**TASK DIRECTIONS**: Copy every line from the material below that holds "https".

**EXTRACTED RECORDS**:
· · · · ·

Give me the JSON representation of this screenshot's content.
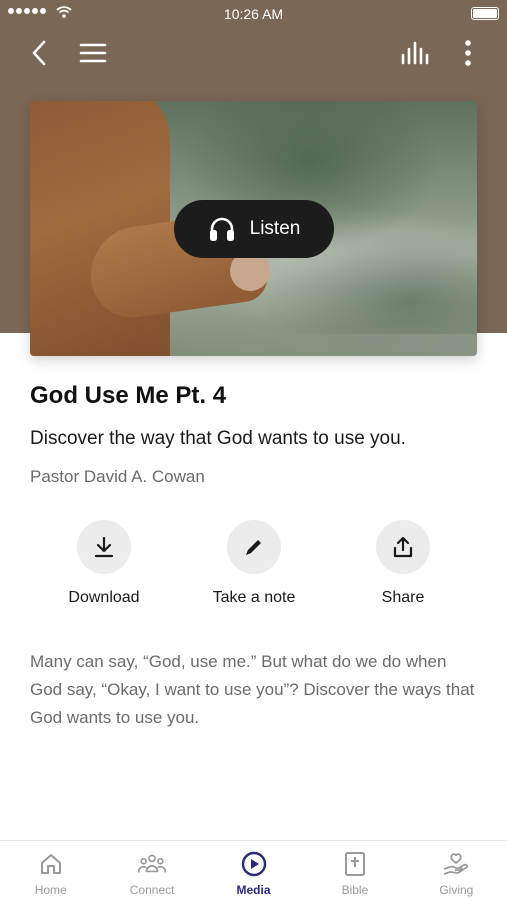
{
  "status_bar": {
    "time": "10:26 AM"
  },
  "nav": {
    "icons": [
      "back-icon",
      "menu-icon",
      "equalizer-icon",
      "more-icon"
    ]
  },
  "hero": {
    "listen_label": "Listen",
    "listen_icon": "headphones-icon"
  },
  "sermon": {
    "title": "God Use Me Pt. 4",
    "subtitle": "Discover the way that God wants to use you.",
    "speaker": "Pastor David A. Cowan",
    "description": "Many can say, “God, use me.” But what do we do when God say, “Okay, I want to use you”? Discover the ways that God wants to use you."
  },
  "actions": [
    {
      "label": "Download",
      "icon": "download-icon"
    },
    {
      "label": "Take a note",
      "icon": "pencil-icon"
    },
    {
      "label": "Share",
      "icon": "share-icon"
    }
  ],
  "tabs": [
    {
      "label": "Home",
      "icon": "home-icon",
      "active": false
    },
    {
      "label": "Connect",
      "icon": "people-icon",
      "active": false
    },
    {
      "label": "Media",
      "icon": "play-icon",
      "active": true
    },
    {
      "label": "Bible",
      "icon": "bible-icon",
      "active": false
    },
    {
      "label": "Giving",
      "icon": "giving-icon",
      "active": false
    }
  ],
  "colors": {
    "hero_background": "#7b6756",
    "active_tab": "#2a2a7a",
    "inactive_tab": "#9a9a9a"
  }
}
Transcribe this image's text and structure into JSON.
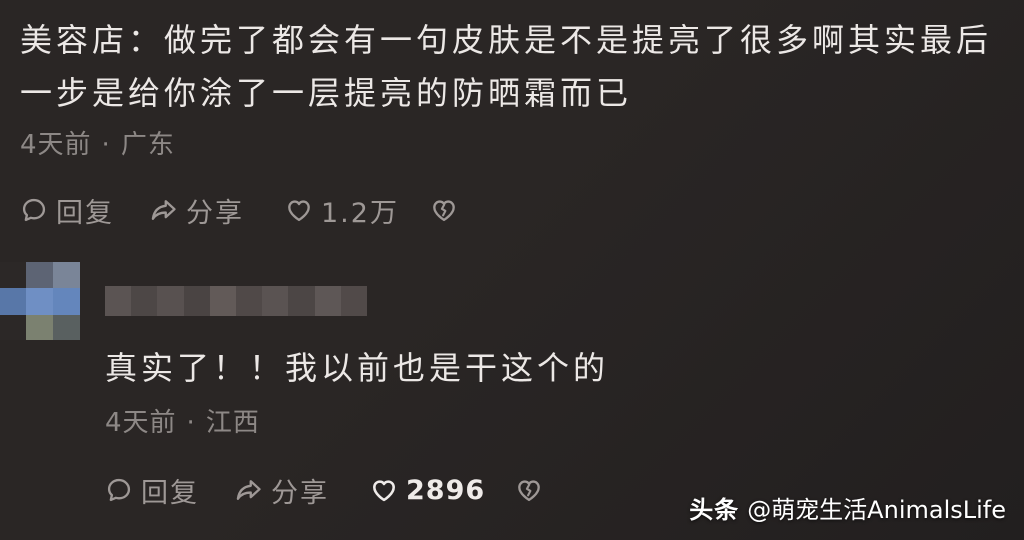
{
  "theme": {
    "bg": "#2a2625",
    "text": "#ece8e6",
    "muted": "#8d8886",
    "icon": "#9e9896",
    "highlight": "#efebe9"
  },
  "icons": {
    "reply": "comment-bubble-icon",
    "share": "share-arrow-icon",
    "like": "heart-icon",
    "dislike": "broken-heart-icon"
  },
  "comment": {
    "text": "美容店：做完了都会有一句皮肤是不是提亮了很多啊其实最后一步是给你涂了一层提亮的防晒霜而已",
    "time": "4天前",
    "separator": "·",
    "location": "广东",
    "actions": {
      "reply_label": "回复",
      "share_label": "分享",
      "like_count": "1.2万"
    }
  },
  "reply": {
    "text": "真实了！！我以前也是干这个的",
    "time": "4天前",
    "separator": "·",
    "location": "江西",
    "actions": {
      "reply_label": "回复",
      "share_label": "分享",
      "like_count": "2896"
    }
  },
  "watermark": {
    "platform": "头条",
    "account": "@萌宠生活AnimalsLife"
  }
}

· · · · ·

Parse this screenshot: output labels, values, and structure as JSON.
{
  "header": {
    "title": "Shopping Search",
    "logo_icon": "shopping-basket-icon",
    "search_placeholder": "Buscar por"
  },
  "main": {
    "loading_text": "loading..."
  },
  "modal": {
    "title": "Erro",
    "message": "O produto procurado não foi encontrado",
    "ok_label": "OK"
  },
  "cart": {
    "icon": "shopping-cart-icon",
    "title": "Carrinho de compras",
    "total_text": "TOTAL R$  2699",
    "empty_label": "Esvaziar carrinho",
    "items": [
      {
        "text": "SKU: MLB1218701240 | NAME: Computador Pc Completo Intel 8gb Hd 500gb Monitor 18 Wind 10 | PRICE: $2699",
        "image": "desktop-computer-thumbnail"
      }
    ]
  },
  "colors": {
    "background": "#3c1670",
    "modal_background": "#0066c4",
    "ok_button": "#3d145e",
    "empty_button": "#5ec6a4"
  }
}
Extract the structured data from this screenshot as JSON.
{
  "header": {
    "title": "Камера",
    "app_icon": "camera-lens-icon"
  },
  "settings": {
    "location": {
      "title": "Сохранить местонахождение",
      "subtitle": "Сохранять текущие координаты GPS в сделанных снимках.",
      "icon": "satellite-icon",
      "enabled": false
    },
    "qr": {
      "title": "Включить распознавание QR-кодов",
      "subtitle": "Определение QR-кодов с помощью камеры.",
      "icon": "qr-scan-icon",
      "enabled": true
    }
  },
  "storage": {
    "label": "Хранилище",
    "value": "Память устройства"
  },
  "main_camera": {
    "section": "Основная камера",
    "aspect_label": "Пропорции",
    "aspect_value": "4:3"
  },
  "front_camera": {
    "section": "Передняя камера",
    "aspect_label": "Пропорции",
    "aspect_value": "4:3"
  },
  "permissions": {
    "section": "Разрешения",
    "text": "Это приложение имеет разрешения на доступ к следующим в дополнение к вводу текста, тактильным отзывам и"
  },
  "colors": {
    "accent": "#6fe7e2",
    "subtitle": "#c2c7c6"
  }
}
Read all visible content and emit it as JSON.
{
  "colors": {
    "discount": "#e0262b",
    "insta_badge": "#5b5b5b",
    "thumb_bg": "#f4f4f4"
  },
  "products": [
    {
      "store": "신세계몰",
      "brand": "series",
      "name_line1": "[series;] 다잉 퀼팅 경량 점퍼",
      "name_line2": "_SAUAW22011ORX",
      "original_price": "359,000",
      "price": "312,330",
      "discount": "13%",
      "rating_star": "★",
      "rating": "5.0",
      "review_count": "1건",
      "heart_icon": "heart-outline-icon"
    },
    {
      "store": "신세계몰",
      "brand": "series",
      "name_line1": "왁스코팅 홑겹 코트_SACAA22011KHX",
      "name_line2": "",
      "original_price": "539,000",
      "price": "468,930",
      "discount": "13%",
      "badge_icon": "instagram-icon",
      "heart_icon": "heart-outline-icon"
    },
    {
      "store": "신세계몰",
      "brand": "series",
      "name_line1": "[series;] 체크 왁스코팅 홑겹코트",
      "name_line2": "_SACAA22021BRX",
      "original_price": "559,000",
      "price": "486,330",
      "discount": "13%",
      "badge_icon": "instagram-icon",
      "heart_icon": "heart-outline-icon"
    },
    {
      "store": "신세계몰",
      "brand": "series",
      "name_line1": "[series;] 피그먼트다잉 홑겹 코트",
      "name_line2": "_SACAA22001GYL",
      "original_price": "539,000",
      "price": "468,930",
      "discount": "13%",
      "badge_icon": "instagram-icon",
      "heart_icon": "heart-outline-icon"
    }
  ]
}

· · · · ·

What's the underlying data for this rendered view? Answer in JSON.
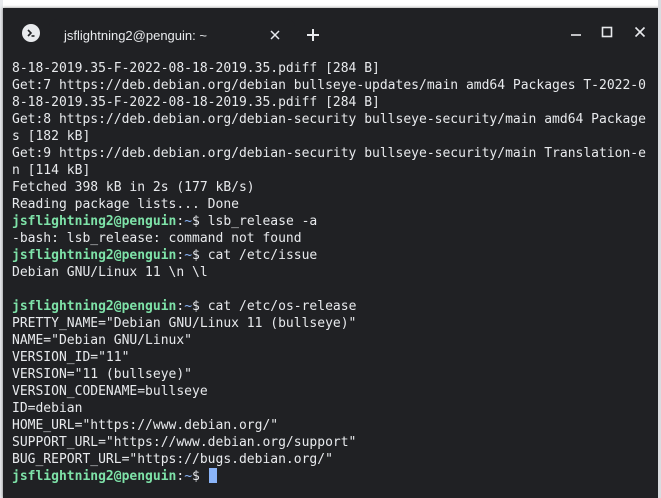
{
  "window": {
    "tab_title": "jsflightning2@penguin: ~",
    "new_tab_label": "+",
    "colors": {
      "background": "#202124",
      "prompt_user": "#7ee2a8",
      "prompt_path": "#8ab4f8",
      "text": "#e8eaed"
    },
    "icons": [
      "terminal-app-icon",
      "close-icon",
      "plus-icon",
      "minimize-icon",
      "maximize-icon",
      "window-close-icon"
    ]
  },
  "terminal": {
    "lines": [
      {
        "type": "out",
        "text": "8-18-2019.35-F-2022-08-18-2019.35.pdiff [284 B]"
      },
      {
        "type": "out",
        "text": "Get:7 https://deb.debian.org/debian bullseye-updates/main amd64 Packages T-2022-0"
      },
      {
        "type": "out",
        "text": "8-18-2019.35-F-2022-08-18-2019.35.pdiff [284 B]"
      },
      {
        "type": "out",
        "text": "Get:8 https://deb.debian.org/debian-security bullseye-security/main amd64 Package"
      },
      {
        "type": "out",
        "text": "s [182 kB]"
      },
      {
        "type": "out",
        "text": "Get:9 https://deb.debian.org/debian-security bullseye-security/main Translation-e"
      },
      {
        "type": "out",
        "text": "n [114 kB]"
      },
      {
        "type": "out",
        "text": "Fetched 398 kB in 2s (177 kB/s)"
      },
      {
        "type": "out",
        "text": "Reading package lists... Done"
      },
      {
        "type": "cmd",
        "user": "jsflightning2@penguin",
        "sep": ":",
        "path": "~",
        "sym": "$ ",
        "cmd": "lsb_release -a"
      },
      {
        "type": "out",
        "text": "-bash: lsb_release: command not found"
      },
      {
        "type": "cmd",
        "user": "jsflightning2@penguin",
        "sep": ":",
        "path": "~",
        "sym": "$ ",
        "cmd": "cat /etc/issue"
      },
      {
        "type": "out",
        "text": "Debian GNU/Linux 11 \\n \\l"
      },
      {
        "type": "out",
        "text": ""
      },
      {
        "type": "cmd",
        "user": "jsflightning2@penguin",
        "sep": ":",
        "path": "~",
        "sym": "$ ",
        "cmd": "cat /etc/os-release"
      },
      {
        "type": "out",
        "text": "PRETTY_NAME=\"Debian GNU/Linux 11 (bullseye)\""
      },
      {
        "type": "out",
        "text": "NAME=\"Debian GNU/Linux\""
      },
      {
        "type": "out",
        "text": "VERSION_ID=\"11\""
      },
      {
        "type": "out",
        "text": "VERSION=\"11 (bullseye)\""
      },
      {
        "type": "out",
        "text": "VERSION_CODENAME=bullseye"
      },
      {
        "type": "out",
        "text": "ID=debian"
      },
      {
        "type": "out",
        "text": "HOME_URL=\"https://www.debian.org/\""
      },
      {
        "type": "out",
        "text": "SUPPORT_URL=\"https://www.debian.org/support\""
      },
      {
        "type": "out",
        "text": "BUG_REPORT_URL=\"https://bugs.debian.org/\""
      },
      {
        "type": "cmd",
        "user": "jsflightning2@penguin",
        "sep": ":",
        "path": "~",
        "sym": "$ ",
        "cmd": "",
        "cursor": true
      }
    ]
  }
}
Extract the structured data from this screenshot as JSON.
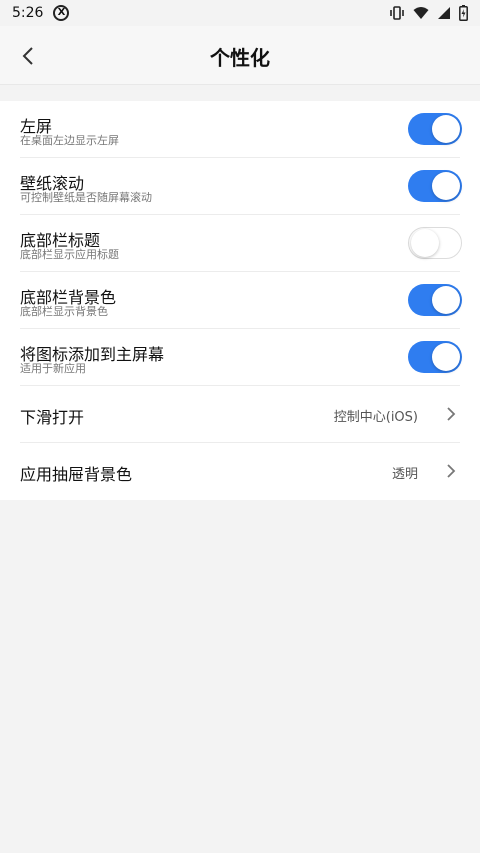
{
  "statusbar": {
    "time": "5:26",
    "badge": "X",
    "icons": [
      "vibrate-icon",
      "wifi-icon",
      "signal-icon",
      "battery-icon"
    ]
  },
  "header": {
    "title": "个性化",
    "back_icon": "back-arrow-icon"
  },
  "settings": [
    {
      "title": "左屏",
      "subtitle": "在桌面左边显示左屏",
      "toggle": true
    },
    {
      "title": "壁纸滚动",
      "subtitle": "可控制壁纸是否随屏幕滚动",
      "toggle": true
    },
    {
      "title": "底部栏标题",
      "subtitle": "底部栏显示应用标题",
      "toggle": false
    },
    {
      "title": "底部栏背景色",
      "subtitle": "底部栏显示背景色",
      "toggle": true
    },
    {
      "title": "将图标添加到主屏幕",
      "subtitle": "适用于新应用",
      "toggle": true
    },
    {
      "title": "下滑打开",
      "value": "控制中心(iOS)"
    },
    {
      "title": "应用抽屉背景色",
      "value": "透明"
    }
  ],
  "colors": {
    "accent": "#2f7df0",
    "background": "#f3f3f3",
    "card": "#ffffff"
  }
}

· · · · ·

**EXERCISE ANSWER**:
        "text": "Get:7 https://deb.debian.org/debian bullseye-updates/main amd64 Packages T-2022-0"
        "text": "Get:8 https://deb.debian.org/debian-security bullseye-security/main amd64 Package"
        "text": "Get:9 https://deb.debian.org/debian-security bullseye-security/main Translation-e"
        "text": "HOME_URL=\"https://www.debian.org/\""
        "text": "SUPPORT_URL=\"https://www.debian.org/support\""
        "text": "BUG_REPORT_URL=\"https://bugs.debian.org/\""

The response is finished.